┌──
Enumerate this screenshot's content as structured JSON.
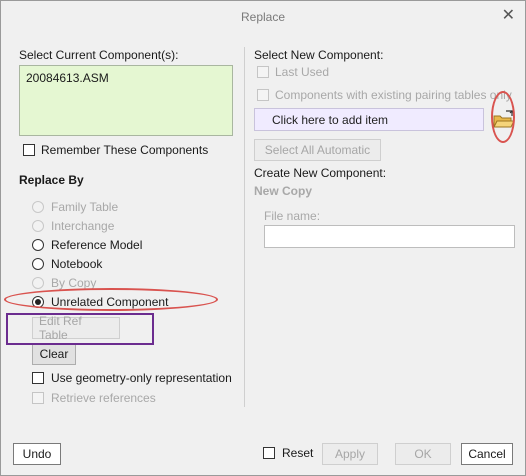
{
  "window": {
    "title": "Replace",
    "close_glyph": "✕"
  },
  "left": {
    "select_current_label": "Select Current Component(s):",
    "current_items": [
      "20084613.ASM"
    ],
    "remember_label": "Remember These Components",
    "remember_checked": false,
    "replace_by_label": "Replace By",
    "options": [
      {
        "label": "Family Table",
        "enabled": false,
        "selected": false
      },
      {
        "label": "Interchange",
        "enabled": false,
        "selected": false
      },
      {
        "label": "Reference Model",
        "enabled": true,
        "selected": false
      },
      {
        "label": "Notebook",
        "enabled": true,
        "selected": false
      },
      {
        "label": "By Copy",
        "enabled": false,
        "selected": false
      },
      {
        "label": "Unrelated Component",
        "enabled": true,
        "selected": true
      }
    ],
    "edit_ref_table_label": "Edit Ref Table",
    "clear_label": "Clear",
    "geometry_only_label": "Use geometry-only representation",
    "retrieve_refs_label": "Retrieve references"
  },
  "right": {
    "select_new_label": "Select New Component:",
    "last_used_label": "Last Used",
    "pairing_tables_label": "Components with existing pairing tables only",
    "add_item_placeholder": "Click here to add item",
    "open_icon": "folder-open-icon",
    "select_all_label": "Select All Automatic",
    "create_new_label": "Create New Component:",
    "new_copy_label": "New Copy",
    "file_name_label": "File name:",
    "file_name_value": ""
  },
  "footer": {
    "undo_label": "Undo",
    "reset_label": "Reset",
    "apply_label": "Apply",
    "ok_label": "OK",
    "cancel_label": "Cancel"
  },
  "colors": {
    "annotation_red": "#d9534f",
    "annotation_purple": "#6b2c8f",
    "list_bg": "#e5f7d2",
    "add_item_bg": "#f0ebff"
  }
}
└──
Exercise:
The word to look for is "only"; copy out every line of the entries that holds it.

Exercise output:
    "geometry_only_label": "Use geometry-only representation",
    "pairing_tables_label": "Components with existing pairing tables only",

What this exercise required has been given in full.